Low- and middle-income countries disproportionately comprise 65% of cancer deaths. Cancer care delivery in resource-limited settings, especially low-income countries in sub-Saharan Africa, is exceedingly complex, requiring multiple modalities of diagnosis and treatment. Given the vast human, technical, and financial resources required, access to radiotherapy remains limited in sub-Saharan Africa. Through 2017, Rwanda has not had in-country radiotherapy services. The aim of this study was to describe the imp...
Neuromyelitis optica (NMO) is an autoimmune disease of the central nervous system. In Sub-Saharan Africa, publications are rare and deal with isolated cases. Our goal was to analyze the characteristics of NMO spectrum disorders in a Senegalese cohort compiled in Dakar.
Access to a safe, adequate blood supply has proven challenging in sub-Saharan Africa, where systemic deficiencies spanning policy, collections, testing, and posttransfusion surveillance have long been recognized.
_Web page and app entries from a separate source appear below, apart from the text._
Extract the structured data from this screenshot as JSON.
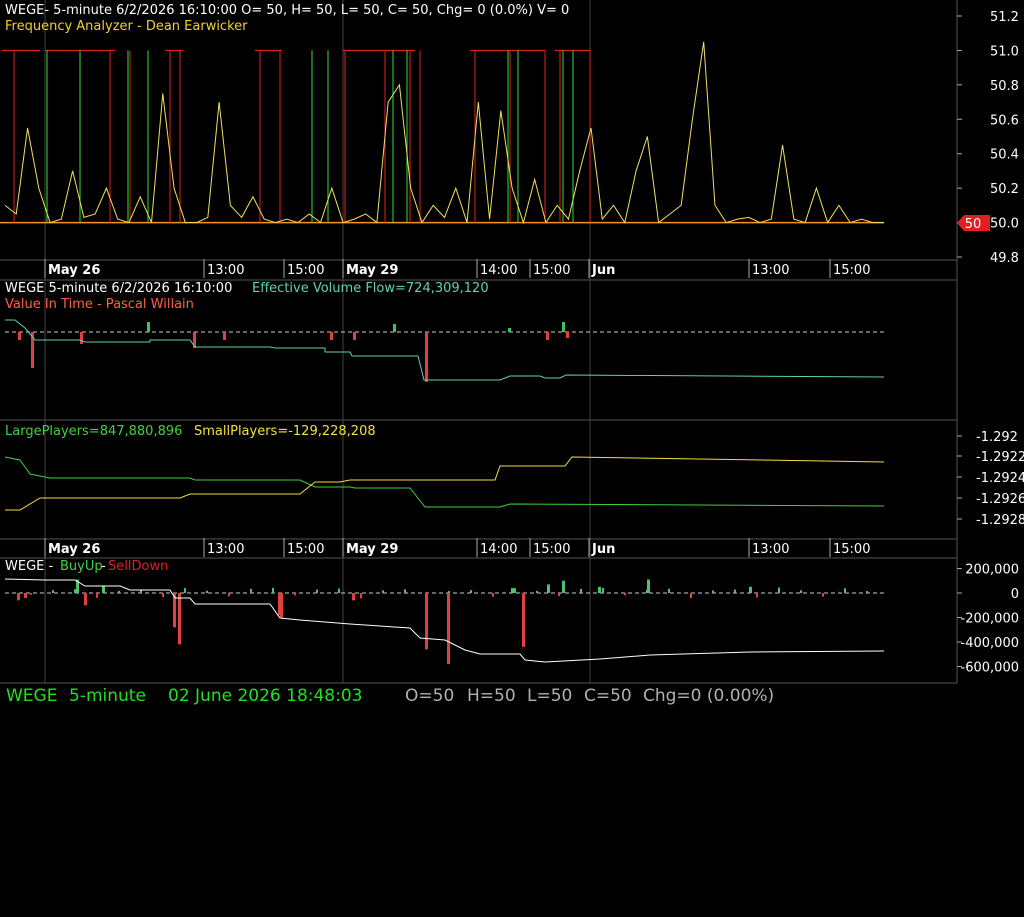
{
  "panels": {
    "price": {
      "header": "WEGE- 5-minute 6/2/2026 16:10:00 O= 50, H= 50, L= 50, C= 50, Chg= 0 (0.0%) V= 0",
      "subheader": "Frequency Analyzer - Dean Earwicker",
      "last_marker": "50",
      "last_price": "50.0"
    },
    "vit": {
      "header": "WEGE 5-minute  6/2/2026 16:10:00",
      "indicator": "Effective Volume Flow=724,309,120",
      "subheader": "Value In Time - Pascal Willain"
    },
    "players": {
      "large": "LargePlayers=847,880,896",
      "small": "SmallPlayers=-129,228,208"
    },
    "buysell": {
      "symbol": "WEGE - ",
      "buy": "BuyUp",
      "sep": "-",
      "sell": "SellDown"
    }
  },
  "status": {
    "symbol": "WEGE",
    "interval": "5-minute",
    "datetime": "02 June 2026 18:48:03",
    "open": "O=50",
    "high": "H=50",
    "low": "L=50",
    "close": "C=50",
    "change": "Chg=0 (0.00%)"
  },
  "colors": {
    "background": "#000000",
    "grid": "#3a3a3a",
    "red_line": "#e02020",
    "green_line": "#30e030",
    "yellow_line": "#f0e060",
    "orange_line": "#ff9020",
    "teal_line": "#60d0b0",
    "status_green": "#20e020",
    "status_gray": "#b0b0b0"
  },
  "chart_data": [
    {
      "type": "line",
      "title": "Frequency Analyzer - Dean Earwicker",
      "y_ticks": [
        "51.2",
        "51.0",
        "50.8",
        "50.6",
        "50.4",
        "50.2",
        "50.0",
        "49.8"
      ],
      "ylim": [
        49.8,
        51.2
      ],
      "x_ticks": [
        "May 26",
        "13:00",
        "15:00",
        "May 29",
        "14:00",
        "15:00",
        "Jun",
        "13:00",
        "15:00"
      ],
      "series": [
        {
          "color": "yellow",
          "values": [
            50.1,
            50.05,
            50.55,
            50.2,
            50.0,
            50.02,
            50.3,
            50.03,
            50.05,
            50.2,
            50.02,
            50.0,
            50.15,
            50.0,
            50.75,
            50.2,
            50.0,
            50.0,
            50.03,
            50.7,
            50.1,
            50.03,
            50.15,
            50.02,
            50.0,
            50.02,
            50.0,
            50.05,
            50.0,
            50.2,
            50.0,
            50.02,
            50.05,
            50.0,
            50.7,
            50.8,
            50.2,
            50.0,
            50.1,
            50.03,
            50.2,
            50.0,
            50.7,
            50.02,
            50.65,
            50.2,
            50.0,
            50.25,
            50.0,
            50.1,
            50.02,
            50.3,
            50.55,
            50.02,
            50.1,
            50.0,
            50.3,
            50.5,
            50.0,
            50.05,
            50.1,
            50.6,
            51.05,
            50.1,
            50.0,
            50.02,
            50.03,
            50.0,
            50.02,
            50.45,
            50.02,
            50.0,
            50.2,
            50.0,
            50.1,
            50.0,
            50.02,
            50.0,
            50.0
          ]
        },
        {
          "color": "orange",
          "values": [
            50.0,
            50.0
          ]
        }
      ],
      "annotations": [
        "50"
      ]
    },
    {
      "type": "line",
      "title": "Value In Time - Pascal Willain",
      "series": [
        {
          "name": "Effective Volume Flow",
          "values": [
            724309120
          ]
        }
      ]
    },
    {
      "type": "line",
      "y_ticks": [
        "-1.292",
        "-1.2922",
        "-1.2924",
        "-1.2926",
        "-1.2928"
      ],
      "series": [
        {
          "name": "LargePlayers",
          "values": [
            847880896
          ]
        },
        {
          "name": "SmallPlayers",
          "values": [
            -129228208
          ]
        }
      ],
      "x_ticks": [
        "May 26",
        "13:00",
        "15:00",
        "May 29",
        "14:00",
        "15:00",
        "Jun",
        "13:00",
        "15:00"
      ]
    },
    {
      "type": "bar",
      "title": "WEGE - BuyUp-SellDown",
      "y_ticks": [
        "200,000",
        "0",
        "-200,000",
        "-400,000",
        "-600,000"
      ],
      "ylim": [
        -700000,
        260000
      ]
    }
  ]
}
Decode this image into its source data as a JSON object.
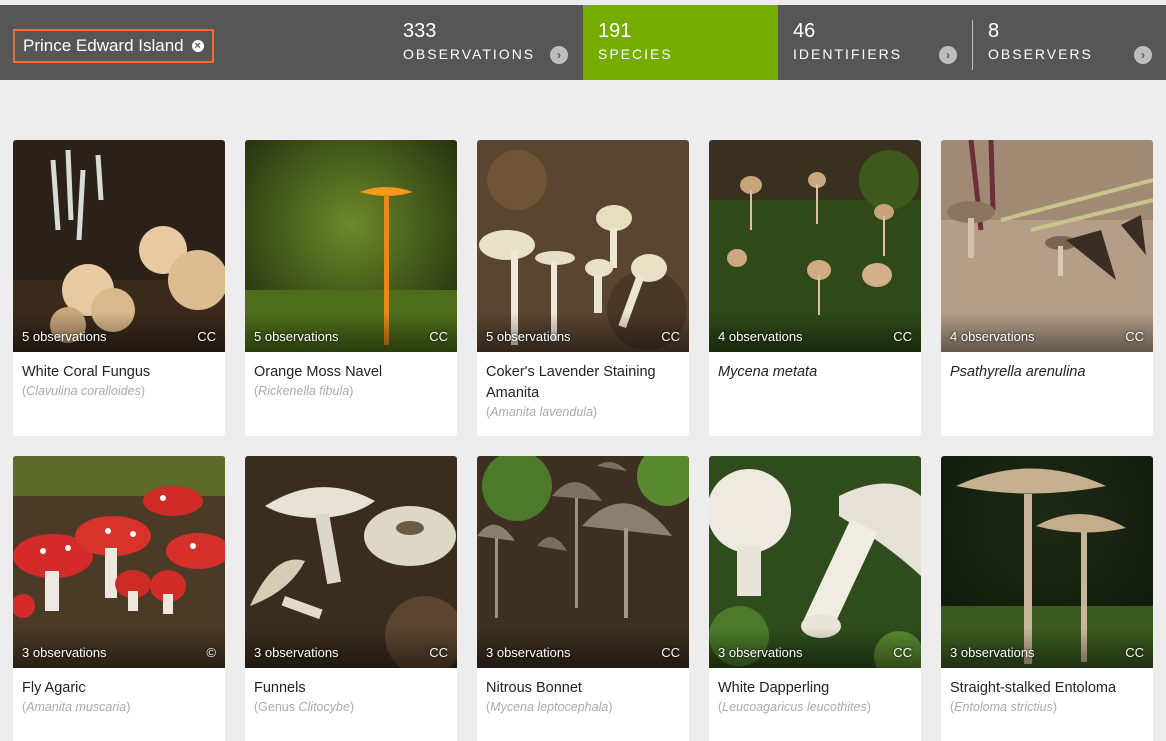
{
  "header": {
    "place": "Prince Edward Island",
    "stats": [
      {
        "count": "333",
        "label": "OBSERVATIONS",
        "active": false
      },
      {
        "count": "191",
        "label": "SPECIES",
        "active": true
      },
      {
        "count": "46",
        "label": "IDENTIFIERS",
        "active": false
      },
      {
        "count": "8",
        "label": "OBSERVERS",
        "active": false
      }
    ],
    "arrow_icon": "chevron-right-icon"
  },
  "species": [
    {
      "common": "White Coral Fungus",
      "scientific": "Clavulina coralloides",
      "sci_prefix": "",
      "observations": "5 observations",
      "license": "CC"
    },
    {
      "common": "Orange Moss Navel",
      "scientific": "Rickenella fibula",
      "sci_prefix": "",
      "observations": "5 observations",
      "license": "CC"
    },
    {
      "common": "Coker's Lavender Staining Amanita",
      "scientific": "Amanita lavendula",
      "sci_prefix": "",
      "observations": "5 observations",
      "license": "CC"
    },
    {
      "common": "Mycena metata",
      "scientific": "",
      "sci_prefix": "",
      "observations": "4 observations",
      "license": "CC"
    },
    {
      "common": "Psathyrella arenulina",
      "scientific": "",
      "sci_prefix": "",
      "observations": "4 observations",
      "license": "CC"
    },
    {
      "common": "Fly Agaric",
      "scientific": "Amanita muscaria",
      "sci_prefix": "",
      "observations": "3 observations",
      "license": "©"
    },
    {
      "common": "Funnels",
      "scientific": "Clitocybe",
      "sci_prefix": "Genus ",
      "observations": "3 observations",
      "license": "CC"
    },
    {
      "common": "Nitrous Bonnet",
      "scientific": "Mycena leptocephala",
      "sci_prefix": "",
      "observations": "3 observations",
      "license": "CC"
    },
    {
      "common": "White Dapperling",
      "scientific": "Leucoagaricus leucothites",
      "sci_prefix": "",
      "observations": "3 observations",
      "license": "CC"
    },
    {
      "common": "Straight-stalked Entoloma",
      "scientific": "Entoloma strictius",
      "sci_prefix": "",
      "observations": "3 observations",
      "license": "CC"
    }
  ],
  "colors": {
    "header_bg": "#565656",
    "active_tab": "#74ac00",
    "place_border": "#f06a35",
    "page_bg": "#ededed"
  }
}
Progress in transfusion safety in the early 2000s was in large part due to intervention by the World Health Organization and other foreign governmental bodies, coupled with an influx of external funding.
Impressive progress has been made in global surgery in the past 10 years, and now serious and evidence-based national strategies are being developed for scaling-up surgical services in sub-Saharan Africa. Key to achieving this goal requires developing a realistic country-based estimate of burden of surgical disease, developing an accurate estimate of existing need, developing methods, rigorously planning and implementing the plan, and scaling-up essential surgical services at the national level.
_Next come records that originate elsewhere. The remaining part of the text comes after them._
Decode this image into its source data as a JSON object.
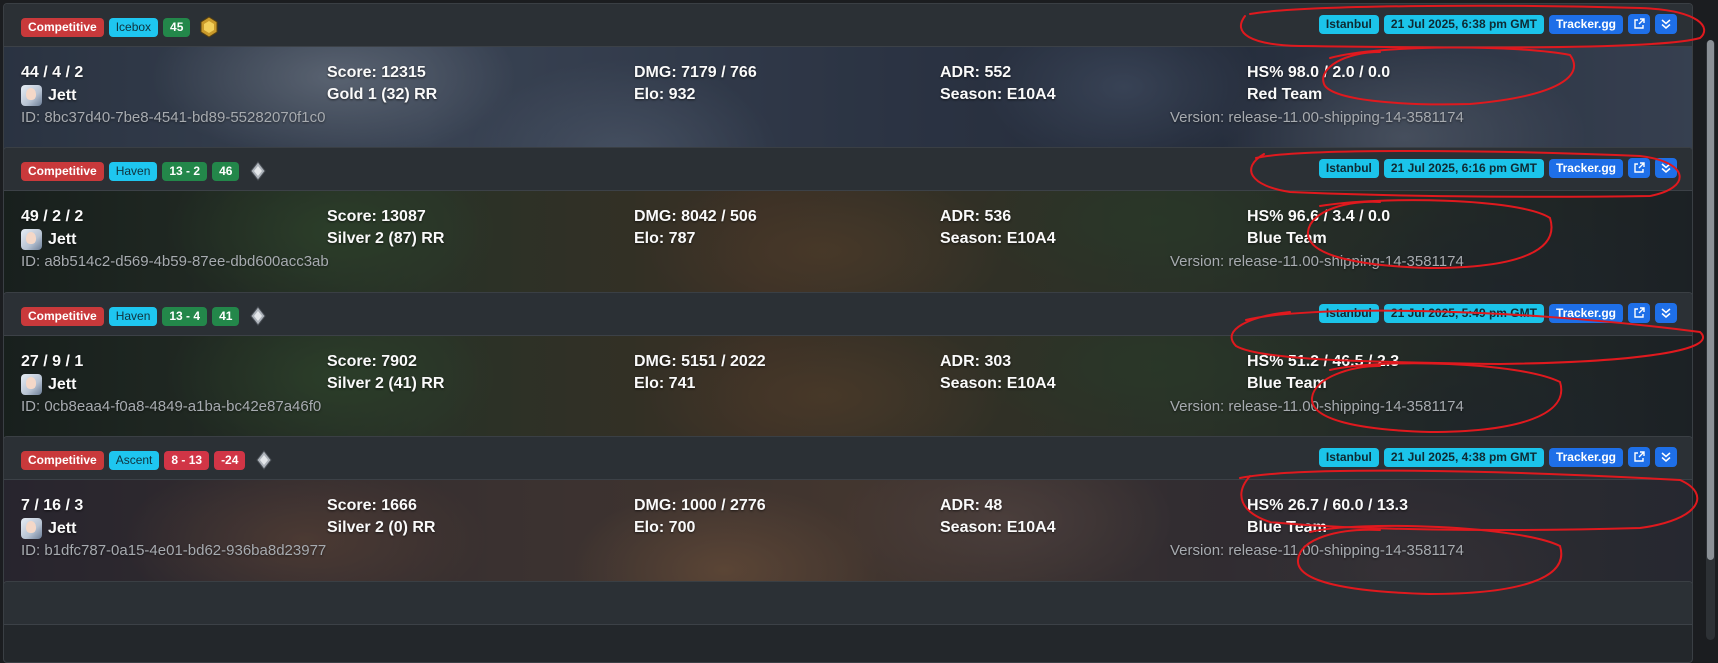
{
  "matches": [
    {
      "mode": "Competitive",
      "map": "Icebox",
      "score": "",
      "rr": "45",
      "rank_icon": "gold-rank-icon",
      "server": "Istanbul",
      "date": "21 Jul 2025, 6:38 pm GMT",
      "tracker": "Tracker.gg",
      "kda": "44 / 4 / 2",
      "agent": "Jett",
      "score_text": "Score: 12315",
      "rank_text": "Gold 1 (32) RR",
      "dmg": "DMG: 7179 / 766",
      "elo": "Elo: 932",
      "adr": "ADR: 552",
      "season": "Season: E10A4",
      "hs": "HS% 98.0 / 2.0 / 0.0",
      "team": "Red Team",
      "id": "ID: 8bc37d40-7be8-4541-bd89-55282070f1c0",
      "version": "Version: release-11.00-shipping-14-3581174"
    },
    {
      "mode": "Competitive",
      "map": "Haven",
      "score": "13 - 2",
      "rr": "46",
      "rank_icon": "silver-rank-icon",
      "server": "Istanbul",
      "date": "21 Jul 2025, 6:16 pm GMT",
      "tracker": "Tracker.gg",
      "kda": "49 / 2 / 2",
      "agent": "Jett",
      "score_text": "Score: 13087",
      "rank_text": "Silver 2 (87) RR",
      "dmg": "DMG: 8042 / 506",
      "elo": "Elo: 787",
      "adr": "ADR: 536",
      "season": "Season: E10A4",
      "hs": "HS% 96.6 / 3.4 / 0.0",
      "team": "Blue Team",
      "id": "ID: a8b514c2-d569-4b59-87ee-dbd600acc3ab",
      "version": "Version: release-11.00-shipping-14-3581174"
    },
    {
      "mode": "Competitive",
      "map": "Haven",
      "score": "13 - 4",
      "rr": "41",
      "rank_icon": "silver-rank-icon",
      "server": "Istanbul",
      "date": "21 Jul 2025, 5:49 pm GMT",
      "tracker": "Tracker.gg",
      "kda": "27 / 9 / 1",
      "agent": "Jett",
      "score_text": "Score: 7902",
      "rank_text": "Silver 2 (41) RR",
      "dmg": "DMG: 5151 / 2022",
      "elo": "Elo: 741",
      "adr": "ADR: 303",
      "season": "Season: E10A4",
      "hs": "HS% 51.2 / 46.5 / 2.3",
      "team": "Blue Team",
      "id": "ID: 0cb8eaa4-f0a8-4849-a1ba-bc42e87a46f0",
      "version": "Version: release-11.00-shipping-14-3581174"
    },
    {
      "mode": "Competitive",
      "map": "Ascent",
      "score": "8 - 13",
      "rr": "-24",
      "rank_icon": "silver-rank-icon",
      "server": "Istanbul",
      "date": "21 Jul 2025, 4:38 pm GMT",
      "tracker": "Tracker.gg",
      "kda": "7 / 16 / 3",
      "agent": "Jett",
      "score_text": "Score: 1666",
      "rank_text": "Silver 2 (0) RR",
      "dmg": "DMG: 1000 / 2776",
      "elo": "Elo: 700",
      "adr": "ADR: 48",
      "season": "Season: E10A4",
      "hs": "HS% 26.7 / 60.0 / 13.3",
      "team": "Blue Team",
      "id": "ID: b1dfc787-0a15-4e01-bd62-936ba8d23977",
      "version": "Version: release-11.00-shipping-14-3581174"
    }
  ],
  "colors": {
    "competitive": "#c9393b",
    "map_badge": "#1ec6f0",
    "win_badge": "#23874a",
    "loss_badge": "#d13546",
    "action_blue": "#1e6fe8",
    "annotation_red": "#e0191e"
  }
}
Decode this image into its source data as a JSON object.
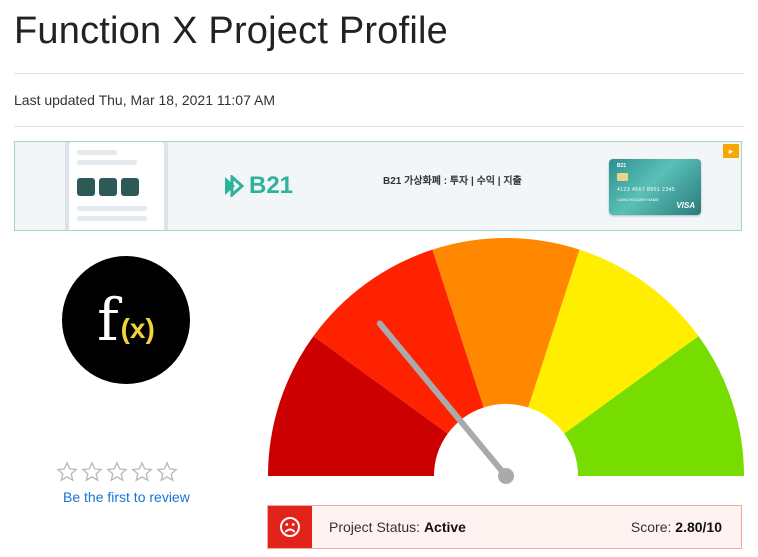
{
  "page": {
    "title": "Function X Project Profile",
    "last_updated": "Last updated Thu, Mar 18, 2021 11:07 AM"
  },
  "banner_ad": {
    "brand": "B21",
    "tagline": "B21 가상화폐 : 투자 | 수익 | 지출",
    "card_brand": "VISA",
    "card_number": "4123 4567 8901 2345",
    "card_holder": "CARD HOLDER NAME",
    "ad_badge_icon": "ad-choices-icon"
  },
  "project": {
    "logo_f": "f",
    "logo_x": "(x)"
  },
  "rating": {
    "stars_total": 5,
    "stars_filled": 0,
    "review_link": "Be the first to review"
  },
  "gauge": {
    "segment_colors": [
      "#cc0000",
      "#ff2200",
      "#ff8800",
      "#ffee00",
      "#77dd00"
    ],
    "needle_score": 2.8,
    "max_score": 10
  },
  "status": {
    "label": "Project Status:",
    "value": "Active",
    "score_label": "Score:",
    "score_value": "2.80/10",
    "icon": "sad-face-icon"
  }
}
Drug resistance mutations (DRMs) increasingly jeopardize paediatric HIV programmes in sub-Saharan Africa. As individual monitoring of DRMs and viral loads has limited availability, population data on DRMs are essential to determine first-line susceptibility. Paediatric data from sub-Saharan Africa are scarce and unavailable for Malawi.
Information on diagnoses made in emergency departments situated in rural sub-Saharan Africa is scarce. The aim was: to evaluate the frequency of different diagnoses made in a new emergency department to define relevant healthcare requirements; and to find out if in-hospital mortality rates would decrease after the implementation of the emergency department.
Having HIV/AIDS has been associated with a higher prevalence of smoking. Moreover, evidence suggests that people with HIV/AIDS who smoke have poorer treatment and survival outcomes. The HIV-smoking relationship is understudied in sub-Saharan Africa, where tobacco use patterns and HIV prevalence differ greatly from other world regions.
A clear understanding of the effects of housing structure, education, occupation, income, and wealth on malaria can help to better design socioeconomic interventions to control the disease. This literature review summarizes the relationship of housing structure, educational level, occupation, income, and wealth with the epidemiology of malaria in sub-Saharan Africa (SSA).
Sexual dysfunction is a common complication for men with diabetes, yet little is known about the lived experiences of sexual difficulties within the context of diabetes, particularly in low-and-middle-income countries. This study explores how men with type 2 diabetes in three sub-Saharan African settings (Cape Town and Johannesburg, South Africa; Lilongwe, Malawi) perceive and experience sexual functioning and sexual well-being, and the biopsychosocial contexts in which these occur and are shaped.
Geophagy is widespread among women from Sub-Saharan Africa, South America and the Caribbean and may persist in western countries. This practice may be associated with adverse effects such as anaemia, constipation or intestinal occlusion. We aimed to determine the prevalence of geophagy and the level of knowledge about its health effects among healthy adults originating from these countries and attending a travel medicine and international vaccination consultation in France. Among 101 travellers enrolled in ...